EMRAM assesses the adoption and maturity of a healthcare institution’s EMR capabilities.


During validation, HIMSS commended SMC for its health information system, noting its extensive use of computerized ordering and digital drug prescriptions. Clinicians have been enthusiastic about the EMR, with the hospital having a 100% user adoption rate for clinical documentation and CPOE use.

The hospital’s health information exchange capabilities were also impressive, with data being exchanged between multiple external and national databases “mostly in near real time”.

Additionally, the hospital was praised for its patient engagement initiatives, including its use of the Visual ARS system for scheduling appointments. SMC has also developed patient engagement solutions for medical treatment, nursing, hospital administration, pharmacy and radiology.

“SMC is well on its way to achieving its goal of being a SMART medical center, innovating in technology, space utilization and patient experience, while striving to provide the highest quality care. high quality,” Andrew Pearce, HIMSS Vice President for Analytics and Global Advisory Lead, said.

Meanwhile, HIMSS advised the hospital to integrate its many patient engagement tools into a single platform to provide patients and their caregivers with a seamless experience for accessing health records, communicating with providers, managing their health and performing administrative tasks.

In preparation for its Phase 7 validation, SMC is expected to prepare a case study presentation on its multiple technology solutions that are deployed to address operational and clinical issues.


SMC’s EMRAM Stage 6 validation comes four months after it became the first hospital in the world to achieve Phase 7 Accreditation for the HIMSS Infrastructure Adoption Model.

It also follows other Asian hospitals, Tung’s Taichung MetroHarbor Hospital in Taiwan and the Pondok Indah Hospital Group in Indonesia will receive EMRAM Stage 6 validation this year.
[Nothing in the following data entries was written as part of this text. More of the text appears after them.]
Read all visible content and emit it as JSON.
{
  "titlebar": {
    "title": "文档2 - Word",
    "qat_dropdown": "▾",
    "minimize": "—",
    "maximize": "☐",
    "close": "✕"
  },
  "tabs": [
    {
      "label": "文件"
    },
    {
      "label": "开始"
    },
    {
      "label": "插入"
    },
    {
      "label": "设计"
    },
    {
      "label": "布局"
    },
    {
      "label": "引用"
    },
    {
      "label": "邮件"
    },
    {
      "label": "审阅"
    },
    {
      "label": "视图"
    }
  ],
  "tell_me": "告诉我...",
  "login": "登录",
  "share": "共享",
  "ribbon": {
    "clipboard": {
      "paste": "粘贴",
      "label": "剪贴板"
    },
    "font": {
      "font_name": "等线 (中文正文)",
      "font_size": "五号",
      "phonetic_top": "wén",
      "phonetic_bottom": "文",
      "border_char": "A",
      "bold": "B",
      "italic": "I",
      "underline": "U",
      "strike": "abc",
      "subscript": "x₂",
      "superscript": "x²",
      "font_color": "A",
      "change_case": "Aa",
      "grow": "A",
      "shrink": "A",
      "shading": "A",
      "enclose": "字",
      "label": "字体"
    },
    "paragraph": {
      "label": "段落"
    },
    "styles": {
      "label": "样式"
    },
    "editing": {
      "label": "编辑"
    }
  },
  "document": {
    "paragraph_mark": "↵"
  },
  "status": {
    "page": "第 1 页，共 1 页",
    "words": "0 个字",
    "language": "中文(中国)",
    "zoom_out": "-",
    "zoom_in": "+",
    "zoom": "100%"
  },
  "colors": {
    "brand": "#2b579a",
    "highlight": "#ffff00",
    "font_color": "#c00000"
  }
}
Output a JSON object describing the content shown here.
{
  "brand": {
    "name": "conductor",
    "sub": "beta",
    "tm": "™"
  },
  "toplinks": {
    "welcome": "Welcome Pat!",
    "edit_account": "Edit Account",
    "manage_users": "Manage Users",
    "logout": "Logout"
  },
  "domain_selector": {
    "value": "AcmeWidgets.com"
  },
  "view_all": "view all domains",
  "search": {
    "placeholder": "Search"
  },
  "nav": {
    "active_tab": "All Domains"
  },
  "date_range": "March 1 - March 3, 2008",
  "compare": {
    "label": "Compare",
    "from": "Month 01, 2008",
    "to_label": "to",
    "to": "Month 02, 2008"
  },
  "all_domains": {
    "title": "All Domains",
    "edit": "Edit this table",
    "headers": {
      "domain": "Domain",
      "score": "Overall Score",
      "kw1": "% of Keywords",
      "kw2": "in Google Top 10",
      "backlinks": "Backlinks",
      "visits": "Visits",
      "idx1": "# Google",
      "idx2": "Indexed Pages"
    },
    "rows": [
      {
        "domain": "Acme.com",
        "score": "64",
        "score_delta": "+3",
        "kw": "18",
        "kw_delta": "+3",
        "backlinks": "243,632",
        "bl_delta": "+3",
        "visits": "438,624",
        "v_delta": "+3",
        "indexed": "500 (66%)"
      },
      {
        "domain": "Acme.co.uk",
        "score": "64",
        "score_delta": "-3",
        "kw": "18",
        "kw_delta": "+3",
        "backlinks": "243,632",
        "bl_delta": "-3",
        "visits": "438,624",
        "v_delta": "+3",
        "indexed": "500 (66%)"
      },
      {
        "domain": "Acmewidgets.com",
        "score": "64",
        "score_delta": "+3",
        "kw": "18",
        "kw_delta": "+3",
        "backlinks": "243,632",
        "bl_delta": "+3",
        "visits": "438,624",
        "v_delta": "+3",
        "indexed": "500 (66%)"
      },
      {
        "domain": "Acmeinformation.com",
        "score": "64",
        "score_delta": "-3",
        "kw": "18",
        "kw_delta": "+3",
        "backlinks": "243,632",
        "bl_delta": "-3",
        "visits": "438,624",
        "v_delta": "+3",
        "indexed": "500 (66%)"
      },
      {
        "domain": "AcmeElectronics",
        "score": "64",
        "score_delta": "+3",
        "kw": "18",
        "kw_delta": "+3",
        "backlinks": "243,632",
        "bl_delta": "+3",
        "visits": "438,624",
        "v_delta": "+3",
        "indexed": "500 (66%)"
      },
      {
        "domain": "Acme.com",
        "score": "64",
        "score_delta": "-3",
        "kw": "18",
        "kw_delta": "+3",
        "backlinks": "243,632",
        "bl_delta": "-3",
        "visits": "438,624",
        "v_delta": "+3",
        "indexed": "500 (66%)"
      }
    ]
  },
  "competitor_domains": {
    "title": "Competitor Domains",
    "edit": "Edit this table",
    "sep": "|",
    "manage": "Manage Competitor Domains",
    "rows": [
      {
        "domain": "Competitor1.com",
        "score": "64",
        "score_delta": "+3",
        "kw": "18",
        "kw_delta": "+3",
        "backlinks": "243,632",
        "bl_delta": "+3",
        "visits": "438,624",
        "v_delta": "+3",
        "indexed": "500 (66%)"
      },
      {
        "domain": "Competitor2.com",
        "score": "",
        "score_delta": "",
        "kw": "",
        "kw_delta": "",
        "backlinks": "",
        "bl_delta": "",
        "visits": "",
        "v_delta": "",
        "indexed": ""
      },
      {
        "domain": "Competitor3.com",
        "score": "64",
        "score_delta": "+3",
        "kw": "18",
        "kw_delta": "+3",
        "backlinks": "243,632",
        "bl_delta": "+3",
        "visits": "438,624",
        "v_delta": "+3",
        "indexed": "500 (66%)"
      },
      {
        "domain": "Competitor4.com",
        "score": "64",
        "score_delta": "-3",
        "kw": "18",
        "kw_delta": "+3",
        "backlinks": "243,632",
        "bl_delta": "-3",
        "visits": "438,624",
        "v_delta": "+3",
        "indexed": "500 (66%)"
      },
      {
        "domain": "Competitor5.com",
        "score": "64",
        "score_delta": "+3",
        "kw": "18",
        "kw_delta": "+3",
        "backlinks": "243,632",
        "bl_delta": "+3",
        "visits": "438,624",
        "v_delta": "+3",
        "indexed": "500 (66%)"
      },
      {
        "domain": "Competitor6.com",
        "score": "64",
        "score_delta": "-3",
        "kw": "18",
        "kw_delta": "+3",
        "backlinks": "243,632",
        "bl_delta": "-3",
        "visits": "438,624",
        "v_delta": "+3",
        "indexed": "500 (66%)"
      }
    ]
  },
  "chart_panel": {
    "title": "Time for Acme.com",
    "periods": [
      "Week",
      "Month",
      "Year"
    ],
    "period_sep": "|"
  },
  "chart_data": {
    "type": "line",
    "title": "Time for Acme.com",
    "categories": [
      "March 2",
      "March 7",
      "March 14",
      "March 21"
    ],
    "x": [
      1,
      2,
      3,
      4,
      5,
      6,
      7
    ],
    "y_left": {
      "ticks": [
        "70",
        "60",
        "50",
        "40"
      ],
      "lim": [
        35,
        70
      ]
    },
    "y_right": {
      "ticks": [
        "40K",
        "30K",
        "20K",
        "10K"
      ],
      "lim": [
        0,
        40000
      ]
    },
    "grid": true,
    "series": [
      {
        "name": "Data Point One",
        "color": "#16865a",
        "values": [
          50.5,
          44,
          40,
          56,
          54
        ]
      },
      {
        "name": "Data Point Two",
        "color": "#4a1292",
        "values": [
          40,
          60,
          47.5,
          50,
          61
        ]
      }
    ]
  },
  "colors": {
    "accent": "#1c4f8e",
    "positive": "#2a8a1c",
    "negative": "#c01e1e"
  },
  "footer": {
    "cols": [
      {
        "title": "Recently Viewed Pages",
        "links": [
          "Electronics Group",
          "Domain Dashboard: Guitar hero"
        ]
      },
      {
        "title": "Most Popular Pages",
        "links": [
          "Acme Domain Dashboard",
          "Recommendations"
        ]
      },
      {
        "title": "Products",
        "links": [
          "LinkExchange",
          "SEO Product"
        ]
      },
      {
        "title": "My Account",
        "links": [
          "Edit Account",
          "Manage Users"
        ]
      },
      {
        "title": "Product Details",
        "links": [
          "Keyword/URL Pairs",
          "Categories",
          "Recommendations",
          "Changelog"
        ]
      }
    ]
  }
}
Three Australian hospitals – Royal Women’s Hospital, Royal Melbourne Hospital and Peter MacCallum Cancer Center – have also received EMRAM Stage 6 in April.


“SMC has been continuously digitally transformed through optimization, efficiency and continuous integration efforts with a passion to deliver the highest healthcare service priorities in quality, safety, patient safety and work efficiency,” said Sang Seob Lee, IT operations manager at SMC.

He said that following this latest EMRAM accreditation, “SMC will continue to contribute to improving patient safety and medical efficiency, and accelerating the implementation of advanced smart hospitals through technology. ‘digital innovation’.